Based on a quick investigation on the subject, I believe that this is because while most popular JS chart libraries are easy to use on client side, they are unfortunately just a bit too difficult to justify using on the server side when there are so many Python tools for the same purpose with wide user base.
In this story, we’ll see what kind of applications server side data visualization is suitable for and I’ll share my experience from creating a server side data visualization proof of concept with LightningChart JS.
By default web data visualization tools operate on the client side, spending processing resources in order to generate a visual on the web page that the user can see and possibly interact with.
“Server side data visualization” is a technique where the chart rendering is moved to a server and the result is downloaded and displayed on the web page as an image. Here are some general benefits:
+No heavy chart drawing algorithms with the users expense. Drawing charts can be heavy, which might destroy user experience especially with low end devices like laptops and phones.
+Less bandwidth usage. Very often visualization is done from data downloaded from a server (database) — if the data set in question is big, then downloading a single high resolution image of the rendered chart can be much more efficient.
Naturally, server side data visualization comes with its demerits, too:
- Otherwise natively available user interactions of the chart library are not usable since the client only has a picture of a chart.

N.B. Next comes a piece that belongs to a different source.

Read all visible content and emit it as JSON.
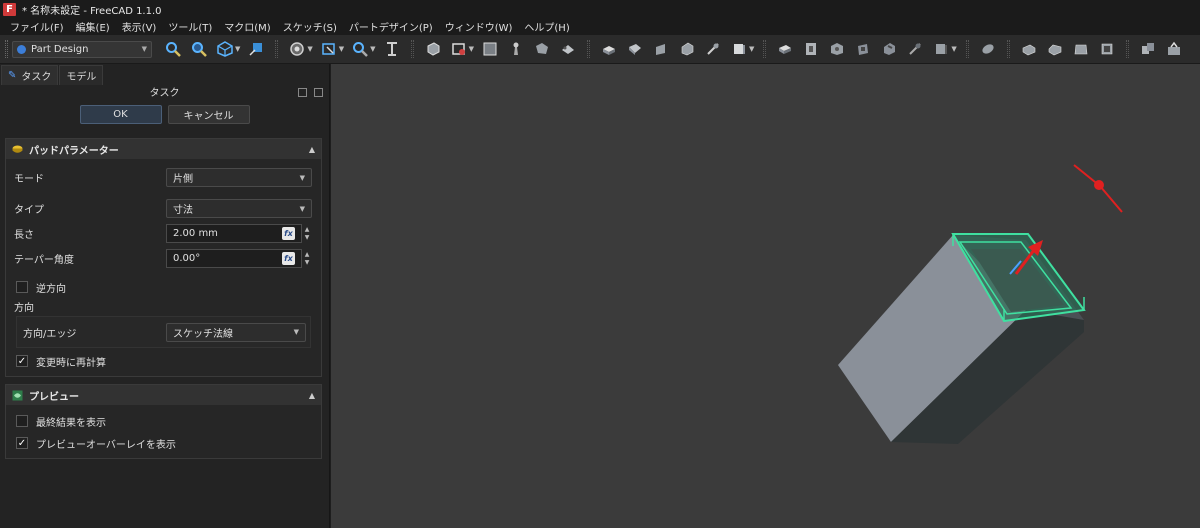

If the application requires detailed chart interactions its best to stick to client side data visualization.
- Chart refresh rate is limited by upload speed; high resolution chart pictures are surprisingly large files, so constantly downloading an updated image is not very realistic. If the application requires a refresh rate of over 1 FPS (frames per second) then its best to draw the charts on the client side.
Previously I mentioned that most JS chart libraries don’t make it all too easy to use server side rendering. Usually it’s up to the user to setup a headless browser environment and somehow get it working with the chart library.
I had been wanting to test how difficult this process was for our very own LightningChart JS, and thankfully I can say that it was a very pleasant experience;
We manage our own official support package for running LightningChart JS in a headless environment (lcjs-headless), and the usage is exactly same as in a browser application — just without the browser :)
I wrote a test Node.js application which generates data, puts it into a LCJS heatmap grid series and renders the chart into a PNG file.
This is perfect for rendering really detailed heat maps with large data sets — for example in the picture above, the heat map contains over 6 million data points. Rendering that on an older mobile phone might require calling the fire department.
The LCJS headless package makes it easy to export the rendered chart into various formats like PNG or binary blobs to send over the internet. Additionally, the chart size can be set arbitrarily which lets you render really high resolution images, which can be great if you need zooming on the client side, or smaller images if size is an issue.
For those interested, you can find the code here.
Server side rendering is a really interesting concept and opens up another window of possibilities for data visualization especially when combined with hardware accelerated rendering.
I’ll probably be expanding on this topic in the future with more dynamic applications, like semi-real-time applications (1 refresh per second) or extremely heavy data visualizations (billions of data points).